As the world recognizes Menstrual Hygiene Day on 28 May, MIET AFRICA, in partnership with the Basic Education Department (South Africa), UNESCO, and Days for Girls International, is developing guidelines to address menstrual health challenges in South African schools. The objective is to establish a sustainable framework that encompasses menstrual hygiene education, facilities, and services, all of which are crucial for supporting the health and well-being of all learners.
The key aims of this menstrual health intervention are to:

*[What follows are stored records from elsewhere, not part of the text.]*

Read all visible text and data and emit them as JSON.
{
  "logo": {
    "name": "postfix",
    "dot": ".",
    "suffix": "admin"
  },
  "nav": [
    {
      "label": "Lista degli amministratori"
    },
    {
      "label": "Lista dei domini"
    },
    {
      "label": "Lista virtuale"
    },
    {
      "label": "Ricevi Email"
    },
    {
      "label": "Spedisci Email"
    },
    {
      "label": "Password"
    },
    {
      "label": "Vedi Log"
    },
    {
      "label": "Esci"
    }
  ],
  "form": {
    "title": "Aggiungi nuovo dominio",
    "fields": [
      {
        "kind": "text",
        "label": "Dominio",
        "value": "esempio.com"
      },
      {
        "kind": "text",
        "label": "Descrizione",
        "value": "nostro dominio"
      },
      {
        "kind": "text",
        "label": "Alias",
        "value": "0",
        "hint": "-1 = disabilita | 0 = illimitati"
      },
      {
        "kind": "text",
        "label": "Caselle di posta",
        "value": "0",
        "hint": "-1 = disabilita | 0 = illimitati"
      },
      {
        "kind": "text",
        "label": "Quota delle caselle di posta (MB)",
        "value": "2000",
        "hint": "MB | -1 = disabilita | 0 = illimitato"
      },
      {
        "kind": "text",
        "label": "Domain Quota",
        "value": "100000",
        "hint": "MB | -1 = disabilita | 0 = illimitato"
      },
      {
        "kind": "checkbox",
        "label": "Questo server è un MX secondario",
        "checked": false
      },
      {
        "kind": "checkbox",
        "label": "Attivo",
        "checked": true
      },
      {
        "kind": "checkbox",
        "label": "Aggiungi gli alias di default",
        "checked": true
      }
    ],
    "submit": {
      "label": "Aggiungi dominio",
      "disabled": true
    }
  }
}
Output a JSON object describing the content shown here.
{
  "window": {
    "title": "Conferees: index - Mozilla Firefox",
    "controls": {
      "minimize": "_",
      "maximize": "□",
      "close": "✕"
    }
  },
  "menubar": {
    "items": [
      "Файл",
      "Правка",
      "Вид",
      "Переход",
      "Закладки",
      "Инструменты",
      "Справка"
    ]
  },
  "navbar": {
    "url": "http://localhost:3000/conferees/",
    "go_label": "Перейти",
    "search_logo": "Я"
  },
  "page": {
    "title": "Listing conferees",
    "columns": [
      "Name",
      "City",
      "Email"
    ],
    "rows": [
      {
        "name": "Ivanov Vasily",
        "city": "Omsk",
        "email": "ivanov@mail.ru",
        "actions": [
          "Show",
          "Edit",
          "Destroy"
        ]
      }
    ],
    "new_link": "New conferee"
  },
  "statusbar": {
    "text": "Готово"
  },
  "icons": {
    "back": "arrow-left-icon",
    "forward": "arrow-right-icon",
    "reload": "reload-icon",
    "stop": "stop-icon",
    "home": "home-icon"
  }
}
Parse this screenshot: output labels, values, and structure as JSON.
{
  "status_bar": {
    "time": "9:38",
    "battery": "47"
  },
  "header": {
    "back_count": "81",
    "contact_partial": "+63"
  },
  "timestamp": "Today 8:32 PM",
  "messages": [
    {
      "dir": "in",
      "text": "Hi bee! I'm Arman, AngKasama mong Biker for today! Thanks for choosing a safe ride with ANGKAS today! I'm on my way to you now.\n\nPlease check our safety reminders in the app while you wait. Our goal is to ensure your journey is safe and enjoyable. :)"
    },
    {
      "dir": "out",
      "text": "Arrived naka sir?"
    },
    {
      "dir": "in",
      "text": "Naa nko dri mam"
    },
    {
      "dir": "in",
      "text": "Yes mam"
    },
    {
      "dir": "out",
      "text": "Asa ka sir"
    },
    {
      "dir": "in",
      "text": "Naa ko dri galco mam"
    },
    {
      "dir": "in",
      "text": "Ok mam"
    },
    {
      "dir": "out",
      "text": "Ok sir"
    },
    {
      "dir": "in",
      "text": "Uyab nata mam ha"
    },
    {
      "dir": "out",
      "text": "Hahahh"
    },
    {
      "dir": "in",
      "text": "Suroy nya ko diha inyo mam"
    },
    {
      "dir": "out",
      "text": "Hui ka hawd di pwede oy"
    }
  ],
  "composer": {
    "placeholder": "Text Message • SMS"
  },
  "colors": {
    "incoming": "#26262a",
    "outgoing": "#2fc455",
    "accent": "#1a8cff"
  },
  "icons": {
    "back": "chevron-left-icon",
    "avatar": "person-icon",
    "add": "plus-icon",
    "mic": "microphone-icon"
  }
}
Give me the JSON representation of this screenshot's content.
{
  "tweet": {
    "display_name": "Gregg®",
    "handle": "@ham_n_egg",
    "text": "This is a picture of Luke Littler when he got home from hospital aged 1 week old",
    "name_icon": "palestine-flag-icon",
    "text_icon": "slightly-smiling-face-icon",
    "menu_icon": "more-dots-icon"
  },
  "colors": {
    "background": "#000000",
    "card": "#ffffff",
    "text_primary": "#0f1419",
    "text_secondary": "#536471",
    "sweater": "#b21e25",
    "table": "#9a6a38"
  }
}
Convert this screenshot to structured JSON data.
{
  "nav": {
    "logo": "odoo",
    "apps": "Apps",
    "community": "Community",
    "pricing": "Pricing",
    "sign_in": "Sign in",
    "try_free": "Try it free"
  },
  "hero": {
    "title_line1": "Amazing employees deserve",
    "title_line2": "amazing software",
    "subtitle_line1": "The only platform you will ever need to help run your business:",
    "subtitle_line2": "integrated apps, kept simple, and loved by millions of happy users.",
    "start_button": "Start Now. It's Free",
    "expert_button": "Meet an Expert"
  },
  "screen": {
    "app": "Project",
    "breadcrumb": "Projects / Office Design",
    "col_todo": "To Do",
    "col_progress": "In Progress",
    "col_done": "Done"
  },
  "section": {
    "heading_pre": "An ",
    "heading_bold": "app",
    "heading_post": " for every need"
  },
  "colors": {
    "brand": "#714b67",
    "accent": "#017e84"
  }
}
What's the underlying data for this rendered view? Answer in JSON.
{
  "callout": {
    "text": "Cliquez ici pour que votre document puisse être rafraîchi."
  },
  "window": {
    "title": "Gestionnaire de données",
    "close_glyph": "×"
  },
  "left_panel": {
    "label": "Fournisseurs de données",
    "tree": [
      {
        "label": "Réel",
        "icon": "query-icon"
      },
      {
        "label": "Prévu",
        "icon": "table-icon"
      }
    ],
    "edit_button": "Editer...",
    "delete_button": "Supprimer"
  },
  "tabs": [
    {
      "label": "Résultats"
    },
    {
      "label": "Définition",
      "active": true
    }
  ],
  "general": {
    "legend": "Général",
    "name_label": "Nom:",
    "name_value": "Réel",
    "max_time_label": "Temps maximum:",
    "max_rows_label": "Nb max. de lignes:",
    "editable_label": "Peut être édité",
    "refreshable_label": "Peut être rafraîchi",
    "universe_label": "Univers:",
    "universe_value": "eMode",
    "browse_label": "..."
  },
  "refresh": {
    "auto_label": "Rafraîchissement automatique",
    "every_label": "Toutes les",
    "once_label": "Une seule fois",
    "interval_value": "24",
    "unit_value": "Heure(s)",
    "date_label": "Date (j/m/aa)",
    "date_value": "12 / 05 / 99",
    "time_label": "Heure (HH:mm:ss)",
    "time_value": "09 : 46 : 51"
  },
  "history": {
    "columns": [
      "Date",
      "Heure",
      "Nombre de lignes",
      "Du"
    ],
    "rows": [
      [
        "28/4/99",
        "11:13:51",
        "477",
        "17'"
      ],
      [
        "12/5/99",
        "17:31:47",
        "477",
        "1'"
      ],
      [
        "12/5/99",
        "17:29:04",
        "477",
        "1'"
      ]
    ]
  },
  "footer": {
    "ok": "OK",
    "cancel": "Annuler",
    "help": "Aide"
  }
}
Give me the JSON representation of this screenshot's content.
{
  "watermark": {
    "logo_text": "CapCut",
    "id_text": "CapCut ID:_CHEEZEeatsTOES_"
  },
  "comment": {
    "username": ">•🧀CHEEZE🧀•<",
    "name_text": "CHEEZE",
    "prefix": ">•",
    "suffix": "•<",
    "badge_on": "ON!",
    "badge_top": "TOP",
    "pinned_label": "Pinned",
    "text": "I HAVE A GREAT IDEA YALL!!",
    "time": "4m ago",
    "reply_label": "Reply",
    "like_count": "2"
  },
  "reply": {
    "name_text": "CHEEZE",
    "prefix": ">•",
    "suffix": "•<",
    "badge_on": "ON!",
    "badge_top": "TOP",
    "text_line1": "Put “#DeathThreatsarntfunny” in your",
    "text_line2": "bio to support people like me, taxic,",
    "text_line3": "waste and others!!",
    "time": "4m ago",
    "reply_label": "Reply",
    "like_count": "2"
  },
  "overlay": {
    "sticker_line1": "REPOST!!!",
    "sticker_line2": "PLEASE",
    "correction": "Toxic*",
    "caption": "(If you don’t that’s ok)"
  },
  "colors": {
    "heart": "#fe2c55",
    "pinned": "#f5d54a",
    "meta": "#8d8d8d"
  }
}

Build awareness and engage stakeholders to raise awareness and actively involve learners, teachers, caregivers, and policy makers, in order to foster a comprehensive understanding of menstrual health.
Strengthen management and coordinating structures at the school level by enhancing the planning and implementation of structured menstrual hygiene management (MHM) education and support programmes within schools.
The Department of Basic Education (DBE) in South Africa, in partnership with MIET AFRICA, UNICEF South Africa and the National Education Collaboration Trust (NECT), recently launched two youth empowerment initiatives in Pretoria, South Africa – the SADC FutureLife-Now! Programme and the Ubuntu Youth Leaders Movement. The two programmes contribute to the DBE’s Care and Support for Teaching and Learning (CSTL) Framework and the SADC Child and Youth Agency Framework.
For South Africa, FutureLife-Now! contributes to building the human capital of the country’s approximately 22 million young people by empowering them to be responsible, actively engaged citizens leading responses to 21st century development challenges, specifically those related to health, gender inequality, climate change and unemployment. Following a successful first phase (2019 – 2023) implemented in Lesotho, Malawi, Zambia and Zimbabwe, South Africa is joining the programme‘s second phase (2023-2026) which sees a scale up of FutureLife-Now! to additional Member States in the region.